This is why we disclose vulnerabilities. Now, finally, Zoom is taking this seriously and fixing it for real.

Powered by WPeMatico

Thangrycat: A Serious Cisco Vulnerability

Summary:

Thangrycat is caused by a series of hardware design flaws within Cisco’s Trust Anchor module. First commercially introduced in 2013, Cisco Trust Anchor module (TAm) is a proprietary hardware security module used in a wide range of Cisco products, including enterprise routers, switches and firewalls. TAm is the root of trust that underpins all other Cisco security and trustworthy computing mechanisms in these devices. Thangrycat allows an attacker to make persistent modification to the Trust Anchor module via FPGA bitstream modification, thereby defeating the secure boot process and invalidating Cisco’s chain of trust at its root. While the flaws are based in hardware, Thangrycat can be exploited remotely without any need for physical access. Since the flaws reside within the hardware design, it is unlikely that any software security patch will fully resolve the fundamental security vulnerability.

From a news article:

Thrangrycat is awful for two reasons. First, if a hacker exploits this weakness, they can do whatever they want to your routers. Second, the attack can happen remotely ­ it’s a software vulnerability. But the fix can only be applied at the hardware level. Like, physical router by physical router. In person. Yeesh.

That said, Thrangrycat only works once you have administrative access to the device. You need a two-step attack in order to get Thrangrycat working. Attack #1 gets you remote administrative access, Attack #2 is Thrangrycat. Attack #2 can’t happen without Attack #1. Cisco can protect you from Attack #1 by sending out a software update. If your I.T. people have your systems well secured and are applying updates and patches consistently and you’re not a regular target of nation-state actors, you’re relatively safe from Attack #1, and therefore, pretty safe from Thrangrycat.

Unfortunately, Attack #1 is a garden variety vulnerability. Many systems don’t even have administrative access configured correctly. There’s opportunity for Thrangrycat to be exploited.

And from Boing Boing:

Thangrycat relies on attackers being able to run processes as the system’s administrator, and Red Balloon, the security firm that disclosed the vulnerability, also revealed a defect that allows attackers to run code as admin.

It’s tempting to dismiss the attack on the trusted computing module as a ho-hum flourish: after all, once an attacker has root on your system, all bets are off.

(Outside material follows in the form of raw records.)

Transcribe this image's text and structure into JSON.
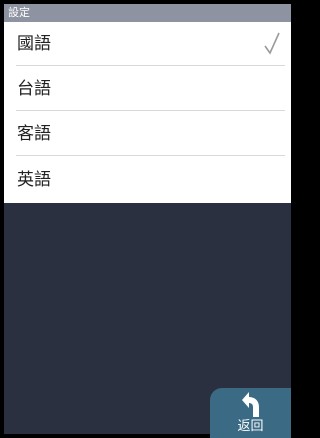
{
  "titlebar": {
    "title": "設定"
  },
  "languages": {
    "items": [
      {
        "label": "國語",
        "selected": true
      },
      {
        "label": "台語",
        "selected": false
      },
      {
        "label": "客語",
        "selected": false
      },
      {
        "label": "英語",
        "selected": false
      }
    ]
  },
  "footer": {
    "back_label": "返回"
  },
  "icons": {
    "selected": "checkmark-icon",
    "back": "back-arrow-icon"
  },
  "colors": {
    "titlebar": "#8e93a1",
    "background": "#2a3040",
    "back_button": "#3b6a85"
  }
}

But the promise of trusted computing is that computers will be able to detect and undo this kind of compromise, by using a separate, isolated computer to investigate and report on the state of the main system (Huang and Snowden call this an introspection engine). Once this system is compromised, it can be forced to give false reports on the state of the system: for example, it might report that its OS has been successfully updated to patch a vulnerability when really the update has just been thrown away.

As Charlie Warzel and Sarah Jeong discuss in the New York Times, this is an attack that can be executed remotely, but can only be detected by someone physically in the presence of the affected system (and only then after a very careful inspection, and there may still be no way to do anything about it apart from replacing the system or at least the compromised component).

Powered by WPeMatico

Another Intel Chip Flaw

Remember the Spectre and Meltdown attacks from last year? They were a new class of attacks against complex CPUs, finding subliminal channels in optimization techniques that allow hackers to steal information. Since their discovery, researchers have found additional similar vulnerabilities.

A whole bunch more have just been discovered.

I don’t think we’re finished yet. A year and a half ago I wrote: “But more are coming, and they’ll be worse. 2018 will be the year of microprocessor vulnerabilities, and it’s going to be a wild ride.” I think more are still coming.

Powered by WPeMatico